Justine spoke again, “Tiffany, I’m a grief counselor with the county, and I’m going to stay here with you until you can reach someone else. Do you have someone to call honey? A friend who can come over and stay with you?” On the way to the Szczepanski’s house, Bob had briefed Justine on the situation with Tiffany, and that she didn’t really have any friends in town.
Tiffany sat on the couch with a stranger’s arm around her, her thoughts drifting into her head slowly, like fallen leaves drifting downstream. Suddenly everything seemed to be going in slow motion, and she couldn’t make her mind form thoughts properly. Bob cleared his throat and she looked up at him, her expression confused.
“Is there anyone you can call?” he asked, repeating Justine’s question. “Justine can stay with you tonight, but is there anyone else you can talk to who can come and stay with you?”

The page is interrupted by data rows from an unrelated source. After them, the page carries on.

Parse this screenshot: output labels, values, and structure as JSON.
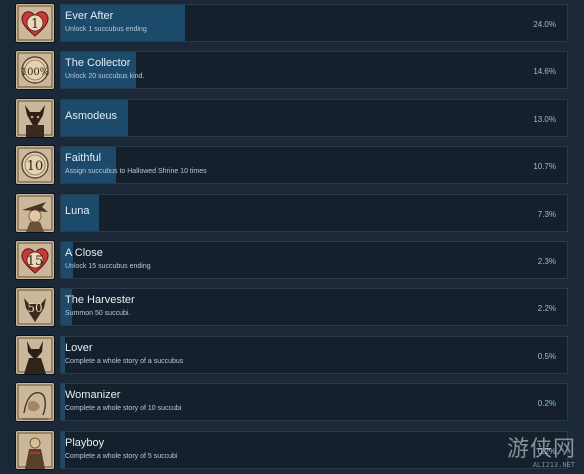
{
  "achievements": [
    {
      "title": "Ever After",
      "desc": "Unlock 1 succubus ending",
      "percent_label": "24.0%",
      "percent": 24.0,
      "icon": "heart-number-icon",
      "icon_text": "1"
    },
    {
      "title": "The Collector",
      "desc": "Unlock 20 succubus kind.",
      "percent_label": "14.6%",
      "percent": 14.6,
      "icon": "badge-number-icon",
      "icon_text": "100%"
    },
    {
      "title": "Asmodeus",
      "desc": "",
      "percent_label": "13.0%",
      "percent": 13.0,
      "icon": "demon-portrait-icon",
      "icon_text": ""
    },
    {
      "title": "Faithful",
      "desc": "Assign succubus to Hallowed Shrine 10 times",
      "percent_label": "10.7%",
      "percent": 10.7,
      "icon": "badge-number-icon",
      "icon_text": "10"
    },
    {
      "title": "Luna",
      "desc": "",
      "percent_label": "7.3%",
      "percent": 7.3,
      "icon": "witch-portrait-icon",
      "icon_text": ""
    },
    {
      "title": "A Close",
      "desc": "Unlock 15 succubus ending",
      "percent_label": "2.3%",
      "percent": 2.3,
      "icon": "heart-number-icon",
      "icon_text": "15"
    },
    {
      "title": "The Harvester",
      "desc": "Summon 50 succubi.",
      "percent_label": "2.2%",
      "percent": 2.2,
      "icon": "horned-number-icon",
      "icon_text": "50"
    },
    {
      "title": "Lover",
      "desc": "Complete a whole story of a succubus",
      "percent_label": "0.5%",
      "percent": 0.5,
      "icon": "horned-figure-icon",
      "icon_text": ""
    },
    {
      "title": "Womanizer",
      "desc": "Complete a whole story of 10 succubi",
      "percent_label": "0.2%",
      "percent": 0.2,
      "icon": "sketch-figure-icon",
      "icon_text": ""
    },
    {
      "title": "Playboy",
      "desc": "Complete a whole story of 5 succubi",
      "percent_label": "0.2%",
      "percent": 0.2,
      "icon": "robed-figure-icon",
      "icon_text": ""
    }
  ],
  "watermark": {
    "text": "游侠网",
    "sub": "ALI213.NET"
  },
  "colors": {
    "background": "#1b2838",
    "panel": "#16202d",
    "bar": "#1b4a6b",
    "percent_text": "#8fbde0",
    "heart": "#c63a37"
  }
}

She looked at him blankly for a moment and slowly shook her head. Then she stopped for a moment and said slowly, “Oh, wait. Well, yes, there is a call I guess I should make.” Justine and Bob exchanged a look as Tiffany got up from the couch and wandered out of the room. Justine nodded at Bob and followed.
Bob took a few steps away from her and spoke into his shoulder radio. He told his dispatcher that he was going to be another hour or so, and he wasn’t sure how long Justine would need to stay. When he finished, he could hear the murmur of Tiffany’s voice in the other room, and the sound of her weeping.
Justine returned a moment later, her arm still around Tiffany. The three of them sat on the couch, and Justine began to talk softly. Bob didn’t pay much attention to what she was saying, but was wondering who on earth Tiffany could have called, and who would be coming to stay with her. He’d always thought of her as spoiled and a little selfish, but right now he just felt a profound sense of sadness. He reached over and patted her knee, and felt ashamed that he was wondering how long he would have to stay. He really just wanted to go and be anywhere else right now. He heard Tiffany saying that someone would be there in a few hours, and saw Justine hand the young woman a glass of water and some kind of pill. Then she led her out of the den and told Bob he could go, that she would put Tiffany to bed and stay until whoever she called arrived. Bob tried not to look relieved and hoped he didn’t look like he was rushing out the door. But neither woman seemed to notice as he made his way out.